Dr Chinmay Kulkarni, Psychiatrist, sees it as a trend. “A few years back surrogate pregnancy was becoming a trend in celebrity circles before it was banned by the government. We can call something 'a change in societal thinking' if a sufficiently large number of the population changes its opinion about something.

Change in societal thinking is happening in the case of premarital sex. The next step will be live-in relationships and children out of wedlock will come after it. At present, the majority of people still want to have children after they are married and would find this idea unacceptable,” he points out.

Practicality plays a big part in this decision. “Currently having children out of wedlock is only limited to the privileged as it is difficult to provide good education, good nutrition, good future for the child for a middle class or lower-middle-class single parent,” reminds Dr Chinmay.

In India’s fairly conservative society, it is very likely that the child will be subject to taunts and comments by the other children or their parents. “While it helps them ‘toughen up;, it certainly is known to leave a mark on the child’s psyche,” declares Dr Chavda.

There is also the possibility of the parents choosing to go their separate ways. “Having a child outside wedlock can put undue pressure on one partner if the other partner chooses to break up. If both the partners decide to not take responsibility for the child then the child can go through a traumatic childhood. This may happen as there is no legal framework as well as governmental support for such children,” avers Dr Chinmay.

Avoiding pitfalls

Yet there is no reason to prophesy doom and many pitfalls can be avoided. Dr Chinmay advices couples to decide who will take responsibility for the child if any of the partners decide to separate in the future.

“Financial independence of both partners is advisable as a legal framework for such an arrangement is not present. It will be better if families of both the partners accept such an arrangement as, if families sever ties with the partners as they find such a child unacceptable and if the partners separate, then the partner who has a child may go through a lot of stress.”

Dr Kersi believes if one or both of the parents have a more sentimental view of marriage, the lack of it may signify a lesser commitment, and they may be more likely to separate.

“Financial obligations may become an issue ... disputes over this can cause schisms in relationships. Custody issues, both legal and physical, often arise if the relationship does not work out or if there is no agreement on the arrangements.

Disputes over a parents lifestyle and how this may affect the child, the ability of a parent to care for the child or grandparent visitation occur. One must remember that if parents are choosing to have children out of wedlock to avoid financial or legal entanglements, they are mistaken.”

Actress Neena Gupta, who chose to have her child out of wedlock back in 1989, feels it is still hard to do so in today's times. “Nothing much has changed... The majority is the same. It is very tough and it is not fair on the child.”
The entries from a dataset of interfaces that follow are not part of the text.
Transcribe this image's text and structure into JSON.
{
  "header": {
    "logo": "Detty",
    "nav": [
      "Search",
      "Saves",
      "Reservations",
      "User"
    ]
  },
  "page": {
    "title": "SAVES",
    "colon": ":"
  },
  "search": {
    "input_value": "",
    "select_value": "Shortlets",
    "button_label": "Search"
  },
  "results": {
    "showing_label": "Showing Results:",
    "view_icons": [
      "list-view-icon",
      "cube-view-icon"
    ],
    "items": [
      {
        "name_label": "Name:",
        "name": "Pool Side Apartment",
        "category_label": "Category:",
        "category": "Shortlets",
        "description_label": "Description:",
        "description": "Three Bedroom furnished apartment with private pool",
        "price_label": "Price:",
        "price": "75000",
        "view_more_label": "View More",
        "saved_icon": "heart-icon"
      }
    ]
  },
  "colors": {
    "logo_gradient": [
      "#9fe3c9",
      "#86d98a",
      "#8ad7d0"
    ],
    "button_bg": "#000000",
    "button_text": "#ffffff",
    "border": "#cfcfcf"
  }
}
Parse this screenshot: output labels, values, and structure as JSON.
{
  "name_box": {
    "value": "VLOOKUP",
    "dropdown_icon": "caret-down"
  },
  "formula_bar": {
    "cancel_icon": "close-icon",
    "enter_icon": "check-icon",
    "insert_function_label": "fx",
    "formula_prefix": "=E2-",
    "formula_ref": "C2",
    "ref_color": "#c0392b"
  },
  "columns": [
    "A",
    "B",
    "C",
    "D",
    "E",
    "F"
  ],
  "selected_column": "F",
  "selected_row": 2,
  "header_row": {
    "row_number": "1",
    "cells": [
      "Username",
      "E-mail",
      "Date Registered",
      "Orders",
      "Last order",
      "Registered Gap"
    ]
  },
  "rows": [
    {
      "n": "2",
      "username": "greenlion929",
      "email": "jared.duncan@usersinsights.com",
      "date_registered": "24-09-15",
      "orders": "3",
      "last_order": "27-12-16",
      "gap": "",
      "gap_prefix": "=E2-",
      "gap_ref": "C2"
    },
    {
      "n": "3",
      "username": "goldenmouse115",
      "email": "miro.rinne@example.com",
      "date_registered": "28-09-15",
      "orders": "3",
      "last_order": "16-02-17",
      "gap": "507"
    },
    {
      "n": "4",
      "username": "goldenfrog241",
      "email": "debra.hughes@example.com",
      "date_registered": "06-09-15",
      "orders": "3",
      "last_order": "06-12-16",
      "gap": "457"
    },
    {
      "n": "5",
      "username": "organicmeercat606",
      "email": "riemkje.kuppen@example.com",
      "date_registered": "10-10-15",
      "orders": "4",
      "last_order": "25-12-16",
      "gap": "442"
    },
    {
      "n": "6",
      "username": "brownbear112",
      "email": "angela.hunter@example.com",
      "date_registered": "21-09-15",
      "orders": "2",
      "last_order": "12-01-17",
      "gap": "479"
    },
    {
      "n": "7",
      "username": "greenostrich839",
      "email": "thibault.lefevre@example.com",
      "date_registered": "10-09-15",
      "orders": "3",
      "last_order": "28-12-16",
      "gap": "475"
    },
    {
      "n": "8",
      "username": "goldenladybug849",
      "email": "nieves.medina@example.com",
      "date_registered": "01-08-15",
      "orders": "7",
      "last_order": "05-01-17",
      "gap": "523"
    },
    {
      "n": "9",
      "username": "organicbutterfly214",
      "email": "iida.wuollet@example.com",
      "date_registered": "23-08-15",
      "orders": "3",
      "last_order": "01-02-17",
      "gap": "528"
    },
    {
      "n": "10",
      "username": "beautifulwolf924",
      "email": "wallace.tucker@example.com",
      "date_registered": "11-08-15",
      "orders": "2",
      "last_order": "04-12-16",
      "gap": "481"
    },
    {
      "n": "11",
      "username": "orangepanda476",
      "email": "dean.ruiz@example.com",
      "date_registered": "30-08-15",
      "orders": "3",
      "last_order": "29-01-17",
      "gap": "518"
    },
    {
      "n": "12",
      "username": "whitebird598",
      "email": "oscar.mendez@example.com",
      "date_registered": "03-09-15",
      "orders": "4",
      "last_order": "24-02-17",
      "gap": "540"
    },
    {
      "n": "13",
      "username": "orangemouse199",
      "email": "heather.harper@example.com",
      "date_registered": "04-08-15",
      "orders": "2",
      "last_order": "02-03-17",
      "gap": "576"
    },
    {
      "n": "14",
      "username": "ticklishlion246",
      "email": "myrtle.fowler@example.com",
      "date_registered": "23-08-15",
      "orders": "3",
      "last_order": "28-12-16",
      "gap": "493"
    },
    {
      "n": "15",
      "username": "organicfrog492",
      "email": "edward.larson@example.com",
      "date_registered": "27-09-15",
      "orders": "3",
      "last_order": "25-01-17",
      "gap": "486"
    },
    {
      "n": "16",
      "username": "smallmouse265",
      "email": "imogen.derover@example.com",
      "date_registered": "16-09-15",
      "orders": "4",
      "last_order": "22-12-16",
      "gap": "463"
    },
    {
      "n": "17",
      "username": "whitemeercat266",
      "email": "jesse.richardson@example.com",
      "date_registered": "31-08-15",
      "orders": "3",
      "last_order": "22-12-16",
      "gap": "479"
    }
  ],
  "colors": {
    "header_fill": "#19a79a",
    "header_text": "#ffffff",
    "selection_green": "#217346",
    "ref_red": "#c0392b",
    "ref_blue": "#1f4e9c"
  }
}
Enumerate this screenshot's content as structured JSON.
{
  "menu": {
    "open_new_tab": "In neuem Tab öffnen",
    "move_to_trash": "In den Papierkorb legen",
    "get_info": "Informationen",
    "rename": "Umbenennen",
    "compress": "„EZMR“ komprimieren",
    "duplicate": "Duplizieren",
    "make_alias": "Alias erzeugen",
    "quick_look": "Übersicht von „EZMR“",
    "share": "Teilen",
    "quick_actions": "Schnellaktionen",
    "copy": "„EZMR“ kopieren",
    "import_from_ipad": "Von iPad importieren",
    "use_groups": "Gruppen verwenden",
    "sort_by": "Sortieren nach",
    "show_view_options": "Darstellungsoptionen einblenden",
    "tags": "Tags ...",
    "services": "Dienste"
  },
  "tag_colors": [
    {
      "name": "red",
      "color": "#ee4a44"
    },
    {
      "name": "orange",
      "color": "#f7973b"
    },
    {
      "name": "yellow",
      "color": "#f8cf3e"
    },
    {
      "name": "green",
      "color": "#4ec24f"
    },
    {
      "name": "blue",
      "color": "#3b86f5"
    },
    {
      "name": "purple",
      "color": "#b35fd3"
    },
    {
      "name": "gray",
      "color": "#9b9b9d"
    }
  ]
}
Yet, as more and more couples seem to embrace and thrive under this structure, the bottom-line is non-negotiable. As Dr Chavda tells it, “In the end, creating a loving environment for the new child is of utmost importance.”